TASK BRIEF: Nothing in the records should change; write them all out exactly.

(MATERIAL SHOWN)

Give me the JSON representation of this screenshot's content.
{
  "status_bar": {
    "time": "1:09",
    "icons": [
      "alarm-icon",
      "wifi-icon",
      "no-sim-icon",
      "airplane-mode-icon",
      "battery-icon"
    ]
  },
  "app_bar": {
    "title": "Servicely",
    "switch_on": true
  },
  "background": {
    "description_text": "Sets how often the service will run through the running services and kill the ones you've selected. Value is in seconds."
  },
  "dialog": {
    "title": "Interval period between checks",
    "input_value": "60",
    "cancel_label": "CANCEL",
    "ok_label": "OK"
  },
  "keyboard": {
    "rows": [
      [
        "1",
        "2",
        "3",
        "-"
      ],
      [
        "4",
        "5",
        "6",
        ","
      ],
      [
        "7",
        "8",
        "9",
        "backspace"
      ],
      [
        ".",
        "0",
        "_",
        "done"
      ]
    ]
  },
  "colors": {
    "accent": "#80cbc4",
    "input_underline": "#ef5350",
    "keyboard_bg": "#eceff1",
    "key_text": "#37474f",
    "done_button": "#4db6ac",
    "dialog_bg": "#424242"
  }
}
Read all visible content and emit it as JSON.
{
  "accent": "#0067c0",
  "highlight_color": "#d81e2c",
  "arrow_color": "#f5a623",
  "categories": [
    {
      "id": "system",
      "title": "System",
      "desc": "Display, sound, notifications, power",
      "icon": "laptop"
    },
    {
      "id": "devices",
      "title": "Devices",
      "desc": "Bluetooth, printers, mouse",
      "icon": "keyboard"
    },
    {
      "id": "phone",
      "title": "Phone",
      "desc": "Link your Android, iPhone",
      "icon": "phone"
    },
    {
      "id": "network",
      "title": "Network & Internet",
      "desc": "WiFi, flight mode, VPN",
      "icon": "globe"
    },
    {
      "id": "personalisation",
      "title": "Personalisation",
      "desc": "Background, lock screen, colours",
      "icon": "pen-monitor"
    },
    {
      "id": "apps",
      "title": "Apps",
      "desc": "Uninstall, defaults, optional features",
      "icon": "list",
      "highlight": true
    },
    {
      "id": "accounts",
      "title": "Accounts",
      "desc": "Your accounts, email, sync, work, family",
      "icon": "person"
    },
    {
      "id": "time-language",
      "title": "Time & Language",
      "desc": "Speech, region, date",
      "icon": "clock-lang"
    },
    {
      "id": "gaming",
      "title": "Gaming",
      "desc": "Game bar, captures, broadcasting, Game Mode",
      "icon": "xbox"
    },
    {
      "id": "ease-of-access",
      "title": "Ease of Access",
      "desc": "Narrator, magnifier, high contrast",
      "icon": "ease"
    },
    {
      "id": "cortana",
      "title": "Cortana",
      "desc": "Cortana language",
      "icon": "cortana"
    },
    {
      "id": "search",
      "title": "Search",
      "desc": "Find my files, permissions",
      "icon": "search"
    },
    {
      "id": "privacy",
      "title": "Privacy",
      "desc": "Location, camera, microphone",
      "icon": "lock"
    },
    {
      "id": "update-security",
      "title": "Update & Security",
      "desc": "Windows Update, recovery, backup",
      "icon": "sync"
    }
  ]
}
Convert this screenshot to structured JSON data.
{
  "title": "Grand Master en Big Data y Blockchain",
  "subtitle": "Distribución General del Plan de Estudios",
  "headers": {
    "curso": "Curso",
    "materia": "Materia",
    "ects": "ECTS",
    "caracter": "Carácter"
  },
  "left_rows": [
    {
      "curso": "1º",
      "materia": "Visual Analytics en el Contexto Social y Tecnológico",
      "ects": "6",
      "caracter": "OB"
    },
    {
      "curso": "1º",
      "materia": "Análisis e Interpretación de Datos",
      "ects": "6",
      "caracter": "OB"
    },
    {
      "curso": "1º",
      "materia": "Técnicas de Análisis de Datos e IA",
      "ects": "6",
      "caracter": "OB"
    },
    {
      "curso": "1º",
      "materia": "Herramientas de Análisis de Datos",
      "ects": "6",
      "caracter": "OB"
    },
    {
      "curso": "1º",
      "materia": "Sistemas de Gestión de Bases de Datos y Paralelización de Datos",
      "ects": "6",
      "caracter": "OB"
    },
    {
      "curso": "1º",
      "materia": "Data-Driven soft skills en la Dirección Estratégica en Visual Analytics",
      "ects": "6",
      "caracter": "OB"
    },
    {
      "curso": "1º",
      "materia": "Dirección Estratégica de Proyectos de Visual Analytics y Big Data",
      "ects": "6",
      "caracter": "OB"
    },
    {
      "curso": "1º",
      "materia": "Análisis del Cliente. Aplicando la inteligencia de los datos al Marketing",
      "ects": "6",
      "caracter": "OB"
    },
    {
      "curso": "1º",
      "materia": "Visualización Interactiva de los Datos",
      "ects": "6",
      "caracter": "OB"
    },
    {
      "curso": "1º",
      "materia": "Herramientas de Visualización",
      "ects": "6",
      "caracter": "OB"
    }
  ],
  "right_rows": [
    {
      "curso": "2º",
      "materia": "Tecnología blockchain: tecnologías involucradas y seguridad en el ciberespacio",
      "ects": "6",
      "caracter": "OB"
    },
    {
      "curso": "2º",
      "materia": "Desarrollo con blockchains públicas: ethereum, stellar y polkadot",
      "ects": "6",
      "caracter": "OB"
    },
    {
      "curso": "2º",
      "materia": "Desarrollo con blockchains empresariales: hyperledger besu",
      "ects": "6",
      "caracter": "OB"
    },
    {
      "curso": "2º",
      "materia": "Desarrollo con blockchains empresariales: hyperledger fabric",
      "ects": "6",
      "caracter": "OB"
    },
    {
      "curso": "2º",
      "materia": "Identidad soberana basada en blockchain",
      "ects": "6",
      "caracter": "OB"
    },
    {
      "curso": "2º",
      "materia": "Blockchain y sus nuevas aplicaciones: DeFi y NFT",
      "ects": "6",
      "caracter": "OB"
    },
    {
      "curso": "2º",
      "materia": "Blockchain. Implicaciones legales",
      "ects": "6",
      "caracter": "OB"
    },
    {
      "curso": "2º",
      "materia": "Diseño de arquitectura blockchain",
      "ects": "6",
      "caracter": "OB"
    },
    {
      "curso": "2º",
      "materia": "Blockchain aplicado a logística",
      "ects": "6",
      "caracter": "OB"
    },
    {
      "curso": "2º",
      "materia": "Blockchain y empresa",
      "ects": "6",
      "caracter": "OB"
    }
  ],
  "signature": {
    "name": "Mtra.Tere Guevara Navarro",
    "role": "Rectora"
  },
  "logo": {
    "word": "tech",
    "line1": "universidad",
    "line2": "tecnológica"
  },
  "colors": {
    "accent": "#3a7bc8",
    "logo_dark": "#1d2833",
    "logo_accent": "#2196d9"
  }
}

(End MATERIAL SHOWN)

WRITTEN REPLY:
Give me the JSON representation of this screenshot's content.
{
  "status_bar": {
    "time": "1:09",
    "icons": [
      "alarm-icon",
      "wifi-icon",
      "no-sim-icon",
      "airplane-mode-icon",
      "battery-icon"
    ]
  },
  "app_bar": {
    "title": "Servicely",
    "switch_on": true
  },
  "background": {
    "description_text": "Sets how often the service will run through the running services and kill the ones you've selected. Value is in seconds."
  },
  "dialog": {
    "title": "Interval period between checks",
    "input_value": "60",
    "cancel_label": "CANCEL",
    "ok_label": "OK"
  },
  "keyboard": {
    "rows": [
      [
        "1",
        "2",
        "3",
        "-"
      ],
      [
        "4",
        "5",
        "6",
        ","
      ],
      [
        "7",
        "8",
        "9",
        "backspace"
      ],
      [
        ".",
        "0",
        "_",
        "done"
      ]
    ]
  },
  "colors": {
    "accent": "#80cbc4",
    "input_underline": "#ef5350",
    "keyboard_bg": "#eceff1",
    "key_text": "#37474f",
    "done_button": "#4db6ac",
    "dialog_bg": "#424242"
  }
}
Read all visible content and emit it as JSON.
{
  "accent": "#0067c0",
  "highlight_color": "#d81e2c",
  "arrow_color": "#f5a623",
  "categories": [
    {
      "id": "system",
      "title": "System",
      "desc": "Display, sound, notifications, power",
      "icon": "laptop"
    },
    {
      "id": "devices",
      "title": "Devices",
      "desc": "Bluetooth, printers, mouse",
      "icon": "keyboard"
    },
    {
      "id": "phone",
      "title": "Phone",
      "desc": "Link your Android, iPhone",
      "icon": "phone"
    },
    {
      "id": "network",
      "title": "Network & Internet",
      "desc": "WiFi, flight mode, VPN",
      "icon": "globe"
    },
    {
      "id": "personalisation",
      "title": "Personalisation",
      "desc": "Background, lock screen, colours",
      "icon": "pen-monitor"
    },
    {
      "id": "apps",
      "title": "Apps",
      "desc": "Uninstall, defaults, optional features",
      "icon": "list",
      "highlight": true
    },
    {
      "id": "accounts",
      "title": "Accounts",
      "desc": "Your accounts, email, sync, work, family",
      "icon": "person"
    },
    {
      "id": "time-language",
      "title": "Time & Language",
      "desc": "Speech, region, date",
      "icon": "clock-lang"
    },
    {
      "id": "gaming",
      "title": "Gaming",
      "desc": "Game bar, captures, broadcasting, Game Mode",
      "icon": "xbox"
    },
    {
      "id": "ease-of-access",
      "title": "Ease of Access",
      "desc": "Narrator, magnifier, high contrast",
      "icon": "ease"
    },
    {
      "id": "cortana",
      "title": "Cortana",
      "desc": "Cortana language",
      "icon": "cortana"
    },
    {
      "id": "search",
      "title": "Search",
      "desc": "Find my files, permissions",
      "icon": "search"
    },
    {
      "id": "privacy",
      "title": "Privacy",
      "desc": "Location, camera, microphone",
      "icon": "lock"
    },
    {
      "id": "update-security",
      "title": "Update & Security",
      "desc": "Windows Update, recovery, backup",
      "icon": "sync"
    }
  ]
}
Convert this screenshot to structured JSON data.
{
  "title": "Grand Master en Big Data y Blockchain",
  "subtitle": "Distribución General del Plan de Estudios",
  "headers": {
    "curso": "Curso",
    "materia": "Materia",
    "ects": "ECTS",
    "caracter": "Carácter"
  },
  "left_rows": [
    {
      "curso": "1º",
      "materia": "Visual Analytics en el Contexto Social y Tecnológico",
      "ects": "6",
      "caracter": "OB"
    },
    {
      "curso": "1º",
      "materia": "Análisis e Interpretación de Datos",
      "ects": "6",
      "caracter": "OB"
    },
    {
      "curso": "1º",
      "materia": "Técnicas de Análisis de Datos e IA",
      "ects": "6",
      "caracter": "OB"
    },
    {
      "curso": "1º",
      "materia": "Herramientas de Análisis de Datos",
      "ects": "6",
      "caracter": "OB"
    },
    {
      "curso": "1º",
      "materia": "Sistemas de Gestión de Bases de Datos y Paralelización de Datos",
      "ects": "6",
      "caracter": "OB"
    },
    {
      "curso": "1º",
      "materia": "Data-Driven soft skills en la Dirección Estratégica en Visual Analytics",
      "ects": "6",
      "caracter": "OB"
    },
    {
      "curso": "1º",
      "materia": "Dirección Estratégica de Proyectos de Visual Analytics y Big Data",
      "ects": "6",
      "caracter": "OB"
    },
    {
      "curso": "1º",
      "materia": "Análisis del Cliente. Aplicando la inteligencia de los datos al Marketing",
      "ects": "6",
      "caracter": "OB"
    },
    {
      "curso": "1º",
      "materia": "Visualización Interactiva de los Datos",
      "ects": "6",
      "caracter": "OB"
    },
    {
      "curso": "1º",
      "materia": "Herramientas de Visualización",
      "ects": "6",
      "caracter": "OB"
    }
  ],
  "right_rows": [
    {
      "curso": "2º",
      "materia": "Tecnología blockchain: tecnologías involucradas y seguridad en el ciberespacio",
      "ects": "6",
      "caracter": "OB"
    },
    {
      "curso": "2º",
      "materia": "Desarrollo con blockchains públicas: ethereum, stellar y polkadot",
      "ects": "6",
      "caracter": "OB"
    },
    {
      "curso": "2º",
      "materia": "Desarrollo con blockchains empresariales: hyperledger besu",
      "ects": "6",
      "caracter": "OB"
    },
    {
      "curso": "2º",
      "materia": "Desarrollo con blockchains empresariales: hyperledger fabric",
      "ects": "6",
      "caracter": "OB"
    },
    {
      "curso": "2º",
      "materia": "Identidad soberana basada en blockchain",
      "ects": "6",
      "caracter": "OB"
    },
    {
      "curso": "2º",
      "materia": "Blockchain y sus nuevas aplicaciones: DeFi y NFT",
      "ects": "6",
      "caracter": "OB"
    },
    {
      "curso": "2º",
      "materia": "Blockchain. Implicaciones legales",
      "ects": "6",
      "caracter": "OB"
    },
    {
      "curso": "2º",
      "materia": "Diseño de arquitectura blockchain",
      "ects": "6",
      "caracter": "OB"
    },
    {
      "curso": "2º",
      "materia": "Blockchain aplicado a logística",
      "ects": "6",
      "caracter": "OB"
    },
    {
      "curso": "2º",
      "materia": "Blockchain y empresa",
      "ects": "6",
      "caracter": "OB"
    }
  ],
  "signature": {
    "name": "Mtra.Tere Guevara Navarro",
    "role": "Rectora"
  },
  "logo": {
    "word": "tech",
    "line1": "universidad",
    "line2": "tecnológica"
  },
  "colors": {
    "accent": "#3a7bc8",
    "logo_dark": "#1d2833",
    "logo_accent": "#2196d9"
  }
}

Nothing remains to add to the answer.